Even more disconcerting are athletic directors’ plans to have crowds in football stadia. Nebraska’s Moos is not worried about someone limiting attendance to 40,000, contending that if 40,000 are allowed and 40,000 attend, Nebraska will preserve its home game sell-out streak. Whatever happened to six-foot social distancing? He’s also not worried about fans getting the virus: “They’re adults. If they are worried about the prospect of getting this virus, that can be a personal decision.” Jeez, that’s caring about your neighbors! Ohio State AD Gene Smith is ready with social distancing models for 20,000 to 50,000 fans. What? Fifty thousand fans in a 100,000-seat stadium is social distancing? Oregon State will mandate social distancing in restrooms. Perhaps the lines going in can loop around the concourses. Will the local hotels and bars be open and ready as the population of smaller college towns double on a football Saturday. Are these administrators really assuring us that they have it all figured out and they can stop this virus? And we thought it required a vaccine?
More than a few folks are wondering what the athletic department is going to do with these players for the next six months. When no students return to campus following Thanksgiving, will athletes remain and be further exposed to the normal flu season? Do we really think coaches are going to control the social activities of 18- to 22-year-old students in a college town? Will the other students on campus be tested as frequently or do the athletes get special protection because they are the athletic department’s meal ticket? Why this “Hail Mary”?
Could it possibly be that all of the above reveals the ultimate contradiction of college sports? Could the “tail be wagging the dog”? Does the financial exigency of athletics trump athlete health? Do college presidents believe their jobs are at stake if they reject the wishes of their football and basketball coaches? Are they convinced that alumni will stop giving if the university doesn’t have football? Do higher education leaders believe that students will not attend their colleges and deliver tuition dollars if they don’t have football for entertainment?

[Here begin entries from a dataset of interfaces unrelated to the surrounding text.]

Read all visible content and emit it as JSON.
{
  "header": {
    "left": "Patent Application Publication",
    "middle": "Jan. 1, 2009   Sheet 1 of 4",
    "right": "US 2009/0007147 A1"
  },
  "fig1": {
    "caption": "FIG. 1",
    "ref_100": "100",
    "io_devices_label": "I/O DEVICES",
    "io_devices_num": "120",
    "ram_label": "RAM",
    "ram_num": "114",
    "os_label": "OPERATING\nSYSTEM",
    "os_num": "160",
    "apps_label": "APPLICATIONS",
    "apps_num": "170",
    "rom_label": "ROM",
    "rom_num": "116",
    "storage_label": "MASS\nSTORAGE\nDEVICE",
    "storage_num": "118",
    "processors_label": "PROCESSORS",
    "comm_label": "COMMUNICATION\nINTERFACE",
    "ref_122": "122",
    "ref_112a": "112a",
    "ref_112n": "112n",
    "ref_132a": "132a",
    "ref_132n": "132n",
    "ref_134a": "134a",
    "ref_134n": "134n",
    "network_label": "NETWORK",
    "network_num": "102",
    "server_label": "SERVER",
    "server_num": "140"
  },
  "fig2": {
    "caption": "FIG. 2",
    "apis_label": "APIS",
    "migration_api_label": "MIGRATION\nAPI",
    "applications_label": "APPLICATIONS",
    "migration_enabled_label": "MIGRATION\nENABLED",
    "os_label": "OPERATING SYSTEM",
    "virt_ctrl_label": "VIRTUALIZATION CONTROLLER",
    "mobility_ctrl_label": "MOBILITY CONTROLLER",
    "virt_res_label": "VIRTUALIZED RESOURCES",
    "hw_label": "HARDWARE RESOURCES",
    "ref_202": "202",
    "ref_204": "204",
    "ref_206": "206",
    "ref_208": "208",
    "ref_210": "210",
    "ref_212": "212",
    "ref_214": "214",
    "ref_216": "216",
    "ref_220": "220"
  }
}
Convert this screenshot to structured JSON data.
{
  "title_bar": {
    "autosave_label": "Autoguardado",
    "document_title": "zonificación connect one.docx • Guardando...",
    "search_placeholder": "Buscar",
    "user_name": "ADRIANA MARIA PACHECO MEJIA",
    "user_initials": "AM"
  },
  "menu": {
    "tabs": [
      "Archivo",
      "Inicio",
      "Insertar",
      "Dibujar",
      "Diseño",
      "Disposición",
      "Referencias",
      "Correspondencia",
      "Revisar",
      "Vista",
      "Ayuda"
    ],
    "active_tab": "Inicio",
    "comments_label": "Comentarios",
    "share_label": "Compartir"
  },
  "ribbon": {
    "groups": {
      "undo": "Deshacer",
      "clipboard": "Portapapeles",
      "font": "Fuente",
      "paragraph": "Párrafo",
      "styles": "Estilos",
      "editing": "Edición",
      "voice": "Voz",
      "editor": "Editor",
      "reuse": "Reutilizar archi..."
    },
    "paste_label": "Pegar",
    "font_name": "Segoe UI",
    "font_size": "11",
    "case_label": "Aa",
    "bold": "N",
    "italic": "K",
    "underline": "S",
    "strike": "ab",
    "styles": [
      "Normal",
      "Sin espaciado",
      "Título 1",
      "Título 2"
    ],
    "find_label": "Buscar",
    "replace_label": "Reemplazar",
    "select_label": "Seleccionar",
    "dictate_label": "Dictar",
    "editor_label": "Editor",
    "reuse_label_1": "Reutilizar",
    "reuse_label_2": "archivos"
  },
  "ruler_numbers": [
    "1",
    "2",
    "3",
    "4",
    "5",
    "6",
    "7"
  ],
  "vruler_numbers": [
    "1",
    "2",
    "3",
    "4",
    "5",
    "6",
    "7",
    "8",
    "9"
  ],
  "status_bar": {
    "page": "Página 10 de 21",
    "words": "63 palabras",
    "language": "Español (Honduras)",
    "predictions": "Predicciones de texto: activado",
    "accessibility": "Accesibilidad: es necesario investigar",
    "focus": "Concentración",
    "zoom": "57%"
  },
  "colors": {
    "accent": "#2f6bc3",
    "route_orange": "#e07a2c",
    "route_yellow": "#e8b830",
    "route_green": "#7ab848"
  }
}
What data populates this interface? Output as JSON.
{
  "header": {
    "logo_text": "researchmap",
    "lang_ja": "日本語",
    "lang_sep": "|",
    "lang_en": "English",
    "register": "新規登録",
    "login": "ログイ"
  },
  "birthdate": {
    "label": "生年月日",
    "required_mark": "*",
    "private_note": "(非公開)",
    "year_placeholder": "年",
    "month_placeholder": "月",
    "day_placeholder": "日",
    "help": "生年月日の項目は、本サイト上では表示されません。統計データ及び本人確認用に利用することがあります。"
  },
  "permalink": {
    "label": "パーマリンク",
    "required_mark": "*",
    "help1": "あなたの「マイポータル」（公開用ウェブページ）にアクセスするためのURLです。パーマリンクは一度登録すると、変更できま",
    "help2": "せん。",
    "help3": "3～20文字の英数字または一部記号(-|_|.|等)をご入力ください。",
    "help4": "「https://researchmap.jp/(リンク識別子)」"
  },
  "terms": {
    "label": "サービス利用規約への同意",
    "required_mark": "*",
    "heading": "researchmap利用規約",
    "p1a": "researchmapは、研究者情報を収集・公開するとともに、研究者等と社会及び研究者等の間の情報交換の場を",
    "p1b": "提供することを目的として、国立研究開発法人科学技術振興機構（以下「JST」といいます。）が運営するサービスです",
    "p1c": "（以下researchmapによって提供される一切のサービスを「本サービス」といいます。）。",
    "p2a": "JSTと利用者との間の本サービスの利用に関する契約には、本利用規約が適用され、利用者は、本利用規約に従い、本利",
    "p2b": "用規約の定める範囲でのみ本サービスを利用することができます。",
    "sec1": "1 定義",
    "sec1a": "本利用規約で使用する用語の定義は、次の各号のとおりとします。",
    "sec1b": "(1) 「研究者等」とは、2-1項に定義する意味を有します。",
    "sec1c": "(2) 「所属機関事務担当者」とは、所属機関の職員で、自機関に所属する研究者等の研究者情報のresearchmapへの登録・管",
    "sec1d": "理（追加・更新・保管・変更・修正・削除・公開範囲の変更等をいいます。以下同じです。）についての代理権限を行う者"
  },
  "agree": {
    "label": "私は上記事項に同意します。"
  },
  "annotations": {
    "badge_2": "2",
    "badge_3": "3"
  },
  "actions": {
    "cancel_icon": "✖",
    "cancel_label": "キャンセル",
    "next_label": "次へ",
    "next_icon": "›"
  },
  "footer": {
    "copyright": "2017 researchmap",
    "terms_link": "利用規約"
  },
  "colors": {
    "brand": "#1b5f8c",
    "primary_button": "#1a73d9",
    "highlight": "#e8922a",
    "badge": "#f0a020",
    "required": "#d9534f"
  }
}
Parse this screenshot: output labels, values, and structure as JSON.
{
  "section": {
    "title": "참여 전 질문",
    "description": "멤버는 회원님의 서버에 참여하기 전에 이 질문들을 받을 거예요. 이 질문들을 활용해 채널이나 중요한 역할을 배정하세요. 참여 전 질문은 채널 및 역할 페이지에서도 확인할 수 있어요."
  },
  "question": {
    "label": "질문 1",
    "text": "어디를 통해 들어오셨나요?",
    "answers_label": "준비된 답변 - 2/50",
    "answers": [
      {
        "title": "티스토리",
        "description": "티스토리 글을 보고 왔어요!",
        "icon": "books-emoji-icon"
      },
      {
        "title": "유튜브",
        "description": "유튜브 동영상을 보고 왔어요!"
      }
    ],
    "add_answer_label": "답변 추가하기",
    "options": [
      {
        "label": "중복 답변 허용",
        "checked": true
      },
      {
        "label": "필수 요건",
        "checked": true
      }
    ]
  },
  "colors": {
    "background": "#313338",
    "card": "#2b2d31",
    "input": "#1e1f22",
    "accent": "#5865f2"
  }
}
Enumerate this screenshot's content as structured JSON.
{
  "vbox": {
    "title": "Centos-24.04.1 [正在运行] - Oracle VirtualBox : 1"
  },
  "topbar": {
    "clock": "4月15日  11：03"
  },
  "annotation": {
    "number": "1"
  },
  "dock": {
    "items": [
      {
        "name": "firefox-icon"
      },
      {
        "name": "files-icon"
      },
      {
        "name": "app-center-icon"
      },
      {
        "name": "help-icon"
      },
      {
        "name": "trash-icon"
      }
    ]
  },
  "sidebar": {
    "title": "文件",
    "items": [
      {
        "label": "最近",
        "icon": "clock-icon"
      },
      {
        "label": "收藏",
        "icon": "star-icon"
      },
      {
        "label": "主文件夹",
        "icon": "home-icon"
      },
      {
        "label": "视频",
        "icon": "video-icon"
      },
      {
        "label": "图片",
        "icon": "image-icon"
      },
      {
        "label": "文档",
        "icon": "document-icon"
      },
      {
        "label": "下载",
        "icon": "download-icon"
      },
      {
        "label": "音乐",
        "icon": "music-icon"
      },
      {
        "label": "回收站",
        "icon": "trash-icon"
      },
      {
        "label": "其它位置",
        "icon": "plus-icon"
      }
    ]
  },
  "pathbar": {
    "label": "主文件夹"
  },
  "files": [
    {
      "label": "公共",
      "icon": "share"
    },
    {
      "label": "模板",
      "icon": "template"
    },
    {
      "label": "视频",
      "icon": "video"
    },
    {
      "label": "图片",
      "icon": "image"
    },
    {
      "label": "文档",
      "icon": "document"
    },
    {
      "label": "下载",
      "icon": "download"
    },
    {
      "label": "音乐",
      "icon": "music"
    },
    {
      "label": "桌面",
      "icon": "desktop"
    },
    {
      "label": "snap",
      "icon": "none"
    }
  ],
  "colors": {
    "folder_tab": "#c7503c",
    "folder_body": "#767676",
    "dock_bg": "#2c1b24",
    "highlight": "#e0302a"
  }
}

When did athletic entertainment become the overarching purpose of higher education?
* Donna A. Lopiano, PhD, is Adjunct Professor of Sports Management, Southern Connecticut State University, President-Elect of The Drake Group, and former Chief Executive Officer of the Women’s Sports Foundation and Director of Women’s Athletics at the University of Texas at Austin.